[[ Data shown open ]]
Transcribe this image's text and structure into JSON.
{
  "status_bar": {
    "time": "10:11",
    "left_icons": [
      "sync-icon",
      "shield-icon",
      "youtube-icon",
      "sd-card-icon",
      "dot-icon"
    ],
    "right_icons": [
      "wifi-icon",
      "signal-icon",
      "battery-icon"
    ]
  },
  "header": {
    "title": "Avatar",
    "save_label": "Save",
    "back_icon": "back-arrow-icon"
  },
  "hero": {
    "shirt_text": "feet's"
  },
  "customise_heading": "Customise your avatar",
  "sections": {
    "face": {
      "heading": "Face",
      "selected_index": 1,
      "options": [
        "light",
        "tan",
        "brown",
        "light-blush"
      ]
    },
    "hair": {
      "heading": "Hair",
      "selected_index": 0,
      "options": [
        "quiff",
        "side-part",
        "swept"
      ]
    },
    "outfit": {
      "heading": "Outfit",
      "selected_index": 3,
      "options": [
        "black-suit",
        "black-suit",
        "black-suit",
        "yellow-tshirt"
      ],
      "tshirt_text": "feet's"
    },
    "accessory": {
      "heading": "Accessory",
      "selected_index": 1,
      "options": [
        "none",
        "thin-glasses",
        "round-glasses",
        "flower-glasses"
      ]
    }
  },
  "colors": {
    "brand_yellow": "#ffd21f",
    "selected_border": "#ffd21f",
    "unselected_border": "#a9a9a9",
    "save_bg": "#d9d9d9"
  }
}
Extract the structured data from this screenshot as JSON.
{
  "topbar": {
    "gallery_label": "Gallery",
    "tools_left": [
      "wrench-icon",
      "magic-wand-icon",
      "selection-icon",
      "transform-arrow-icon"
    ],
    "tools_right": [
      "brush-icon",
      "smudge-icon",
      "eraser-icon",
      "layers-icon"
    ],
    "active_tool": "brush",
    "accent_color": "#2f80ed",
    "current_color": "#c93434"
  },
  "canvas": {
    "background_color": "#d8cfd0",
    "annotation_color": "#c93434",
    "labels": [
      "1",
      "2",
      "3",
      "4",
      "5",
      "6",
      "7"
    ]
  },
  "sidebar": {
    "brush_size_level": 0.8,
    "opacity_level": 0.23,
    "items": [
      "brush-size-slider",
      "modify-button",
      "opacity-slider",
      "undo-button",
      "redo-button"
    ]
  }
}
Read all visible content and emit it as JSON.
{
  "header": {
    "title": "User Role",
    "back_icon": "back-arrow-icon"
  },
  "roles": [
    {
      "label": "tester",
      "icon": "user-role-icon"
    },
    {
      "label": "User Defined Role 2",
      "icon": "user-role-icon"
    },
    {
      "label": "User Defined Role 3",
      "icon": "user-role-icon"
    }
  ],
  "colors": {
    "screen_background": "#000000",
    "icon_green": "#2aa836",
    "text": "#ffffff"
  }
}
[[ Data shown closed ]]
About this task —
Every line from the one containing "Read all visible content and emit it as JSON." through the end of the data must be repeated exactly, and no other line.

Worked solution —
Read all visible content and emit it as JSON.
{
  "header": {
    "title": "User Role",
    "back_icon": "back-arrow-icon"
  },
  "roles": [
    {
      "label": "tester",
      "icon": "user-role-icon"
    },
    {
      "label": "User Defined Role 2",
      "icon": "user-role-icon"
    },
    {
      "label": "User Defined Role 3",
      "icon": "user-role-icon"
    }
  ],
  "colors": {
    "screen_background": "#000000",
    "icon_green": "#2aa836",
    "text": "#ffffff"
  }
}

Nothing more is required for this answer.